Despite the credit crunch, an excess of demand means that a substantial further correction might still be necessary. If inflation takes hold, yields might fall again, as Richard Barkham reports

The economic outlook is not pretty. While inflation has replaced the credit crunch as the lead economics story, it is quite clear that the increased cost and reduced availability of credit across the OECD is substantially impeding economic growth. This seize-up in the banking sector has put housing markets in the US, UK, Spain and Ireland into free fall - literally. The knock-on downturn in consumer spending is only just beginning.
To compound matters, OECD policy-makers are bereft of the firepower to deal with the crisis. Externally generated inflation means that interest rates are more likely to rise than fall; fiscal deficits and falling tax revenues mean that governments cannot spend their way out of the crisis. What started as a sector-specific crisis within the banking industry is becoming a more generalised economic downturn.
Nor are the recent signs of stabilisation in the US economy of much comfort. Interest rates of 2% are hardly sustainable and a ‘double dip' recession is the most likely outcome. In fact, alongside the cyclical downturn, it increasingly feels that we are approaching the end of an era. Are we in for a decade or more of instability or, as always in the past 17 years, will central banks be able to get us out of this mess?

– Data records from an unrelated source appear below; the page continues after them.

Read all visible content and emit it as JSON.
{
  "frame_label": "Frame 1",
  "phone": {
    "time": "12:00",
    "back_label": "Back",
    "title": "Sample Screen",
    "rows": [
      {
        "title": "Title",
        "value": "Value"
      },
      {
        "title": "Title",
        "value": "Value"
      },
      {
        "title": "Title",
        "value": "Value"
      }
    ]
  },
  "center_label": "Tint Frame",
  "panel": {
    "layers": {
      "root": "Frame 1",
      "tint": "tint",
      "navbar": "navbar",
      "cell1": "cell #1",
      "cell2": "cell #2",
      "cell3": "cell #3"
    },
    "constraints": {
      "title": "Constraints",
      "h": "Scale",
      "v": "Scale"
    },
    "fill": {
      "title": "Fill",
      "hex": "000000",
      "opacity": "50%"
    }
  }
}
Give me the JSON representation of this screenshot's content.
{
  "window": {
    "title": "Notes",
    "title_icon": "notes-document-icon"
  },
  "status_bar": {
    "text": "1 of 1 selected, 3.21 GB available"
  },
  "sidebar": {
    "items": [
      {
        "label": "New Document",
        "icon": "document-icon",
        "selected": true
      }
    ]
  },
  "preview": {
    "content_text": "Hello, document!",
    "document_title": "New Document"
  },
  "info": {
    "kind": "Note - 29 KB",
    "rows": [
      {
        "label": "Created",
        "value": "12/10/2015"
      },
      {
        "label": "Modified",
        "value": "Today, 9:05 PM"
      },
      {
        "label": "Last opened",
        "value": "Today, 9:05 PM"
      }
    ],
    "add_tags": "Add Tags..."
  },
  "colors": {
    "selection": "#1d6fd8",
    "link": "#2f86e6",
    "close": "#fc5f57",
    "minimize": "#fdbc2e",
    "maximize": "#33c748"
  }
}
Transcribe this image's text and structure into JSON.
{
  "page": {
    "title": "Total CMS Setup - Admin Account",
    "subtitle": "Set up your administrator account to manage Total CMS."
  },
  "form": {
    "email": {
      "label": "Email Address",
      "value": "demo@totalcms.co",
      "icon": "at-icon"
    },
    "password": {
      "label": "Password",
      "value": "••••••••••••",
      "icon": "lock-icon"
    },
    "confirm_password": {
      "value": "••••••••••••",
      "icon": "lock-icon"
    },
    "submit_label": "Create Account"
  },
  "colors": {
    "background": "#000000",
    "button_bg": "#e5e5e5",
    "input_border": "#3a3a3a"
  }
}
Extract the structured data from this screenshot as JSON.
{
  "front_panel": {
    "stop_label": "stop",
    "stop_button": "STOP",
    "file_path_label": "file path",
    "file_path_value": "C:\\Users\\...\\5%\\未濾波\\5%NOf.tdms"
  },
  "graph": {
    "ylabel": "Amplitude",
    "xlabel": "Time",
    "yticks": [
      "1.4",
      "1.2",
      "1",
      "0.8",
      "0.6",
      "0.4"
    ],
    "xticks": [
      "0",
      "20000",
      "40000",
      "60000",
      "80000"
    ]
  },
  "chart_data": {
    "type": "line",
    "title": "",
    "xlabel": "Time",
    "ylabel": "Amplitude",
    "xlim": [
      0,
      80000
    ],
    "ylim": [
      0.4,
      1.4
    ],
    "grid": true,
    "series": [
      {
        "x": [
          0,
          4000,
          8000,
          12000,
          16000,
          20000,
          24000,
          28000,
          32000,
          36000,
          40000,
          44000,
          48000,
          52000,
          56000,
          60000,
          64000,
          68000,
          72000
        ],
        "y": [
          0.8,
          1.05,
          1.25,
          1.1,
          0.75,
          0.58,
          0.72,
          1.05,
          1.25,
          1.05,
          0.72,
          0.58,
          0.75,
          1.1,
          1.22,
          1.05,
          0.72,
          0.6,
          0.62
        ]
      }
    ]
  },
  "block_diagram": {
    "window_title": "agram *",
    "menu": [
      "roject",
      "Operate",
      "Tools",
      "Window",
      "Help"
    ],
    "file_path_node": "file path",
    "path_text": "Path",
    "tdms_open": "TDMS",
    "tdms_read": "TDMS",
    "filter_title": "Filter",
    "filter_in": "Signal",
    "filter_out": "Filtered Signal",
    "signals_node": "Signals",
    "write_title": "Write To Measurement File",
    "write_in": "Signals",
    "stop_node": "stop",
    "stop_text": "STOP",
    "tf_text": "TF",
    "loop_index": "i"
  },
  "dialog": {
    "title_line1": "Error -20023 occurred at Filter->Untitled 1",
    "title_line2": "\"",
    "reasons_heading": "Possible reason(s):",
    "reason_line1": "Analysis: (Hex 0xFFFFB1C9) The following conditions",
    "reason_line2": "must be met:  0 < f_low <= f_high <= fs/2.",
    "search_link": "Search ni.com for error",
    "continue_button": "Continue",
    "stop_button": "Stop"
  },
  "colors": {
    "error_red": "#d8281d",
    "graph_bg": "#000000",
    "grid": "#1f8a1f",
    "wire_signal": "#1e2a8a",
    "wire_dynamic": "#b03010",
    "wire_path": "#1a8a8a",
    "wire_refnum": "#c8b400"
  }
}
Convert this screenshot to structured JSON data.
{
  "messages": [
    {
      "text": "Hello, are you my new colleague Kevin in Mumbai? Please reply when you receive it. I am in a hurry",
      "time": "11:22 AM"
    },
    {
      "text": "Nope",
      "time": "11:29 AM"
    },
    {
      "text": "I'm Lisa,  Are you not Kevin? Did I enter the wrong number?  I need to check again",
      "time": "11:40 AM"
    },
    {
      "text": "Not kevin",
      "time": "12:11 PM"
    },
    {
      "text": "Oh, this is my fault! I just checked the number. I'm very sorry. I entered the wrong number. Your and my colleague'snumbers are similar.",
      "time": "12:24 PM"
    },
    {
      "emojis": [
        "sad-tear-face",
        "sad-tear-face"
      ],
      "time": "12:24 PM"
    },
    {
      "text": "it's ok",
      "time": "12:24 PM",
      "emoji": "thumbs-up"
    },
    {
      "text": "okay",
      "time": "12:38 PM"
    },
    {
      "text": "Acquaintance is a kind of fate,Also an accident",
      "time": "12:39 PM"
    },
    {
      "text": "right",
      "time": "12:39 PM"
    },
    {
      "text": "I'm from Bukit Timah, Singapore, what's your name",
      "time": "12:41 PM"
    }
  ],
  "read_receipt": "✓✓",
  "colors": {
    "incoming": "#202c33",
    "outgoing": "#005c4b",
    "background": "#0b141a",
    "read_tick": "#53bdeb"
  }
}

The overriding policy success of the past 16 years is the decline in inflation, not just in the UK and the US but across the OECD. As lower inflation expectations have become embedded across the OECD, so central banks have gained the ability to accommodate economic shocks without stoking up a wage price spiral.
The culmination of this policy flexibility came in the 2002-04 period in which OECD real interest rates were cut to zero to counteract the deflationary impact of the crash (figure 1). Four key factors have brought this about. First, across the OECD central banks have been freed from political interference. Although this is not a prerequisite of inflation targeting, it helps. Second, close attention to output gaps as opposed to monetary aggregates has allowed central banks to keep demand much closer to supply than previously. As such, inflation arising from tight labour markets has been much less of an issue.
Third, privatisation and labour market deregulation across much of the OECD mean that the second round effects of demand and supply shocks are much reduced. Fourth, the vast labour markets of the former communist world have been opened up to OECD capital (figure 2) allowing a massive reduction in the price of manufactured goods. While the relocation of manufacturing (and some services) activity to low-cost centres has been acknowledged there has been a tendency to think that this effect would last for ever.
Worryingly, the current inflation spike has not been predictable from the close observation of OECD output gaps. Although these have indicated that there is very little spare capacity, they have also shown that demand and supply are roughly in balance and prices should be about stable (figure 3). They clearly are not. It is becoming increasingly clear that OECD inflation depends not just on the OECD but the global output gap.
Breakneck growth in emerging markets has aggregate demand in the global economy to a point where it is above aggregate supply. As a result, raw materials prices are surging and emerging markets labour costs are also nudging upwards. In the sense that OECD policy-makers are finding it difficult to deal with this imported inflation, we are indeed at the end of an era.
What are the implications of this analysis? In the short term, even after a year of the credit crunch, the world economy faces excess demand. A substantial further slowdown is required. Unfortunately, both motivation and policy levers are inadequate in the emerging markets. To the extent that strong growth continues in these countries OECD nations will have to make a bigger, possibly recessionary, adjustment.
Having grown used to ever-rising prosperity, western voters will not like this. Potentially, central bank independence will come under question and pressure will build for interest rates to be set by ‘accountable' political leaders. Longer term, there is a need to bring emerging market policy-makers into the global policy-making fold. In a globalised world, policy needs to be globally coordinated.
Given the need of emerging market leaders to create wealth for their (still) poor populations this sort of coordinated policy-making seems unlikely. In fact, we may yet see some OECD nations actively trying to engineer a recession in emerging markets through trade barriers or aggressive devaluation.
How does all of this affcct real estate?  If policy-makers give in to voters and inflation becomes a daily reality then, after we have dusted off our arguments about real estate as an inflation hedge, we might see yields fall again in the medium term. But the lessons of the past 20 years have probably not been forgotten and the brakes will be placed on economic growth until inflation subsides. The era of easy inflation control is over and, the economic turbulence this will cause suggests that the substantial upward shift in the real estate risk premium currently taking place is long term in nature.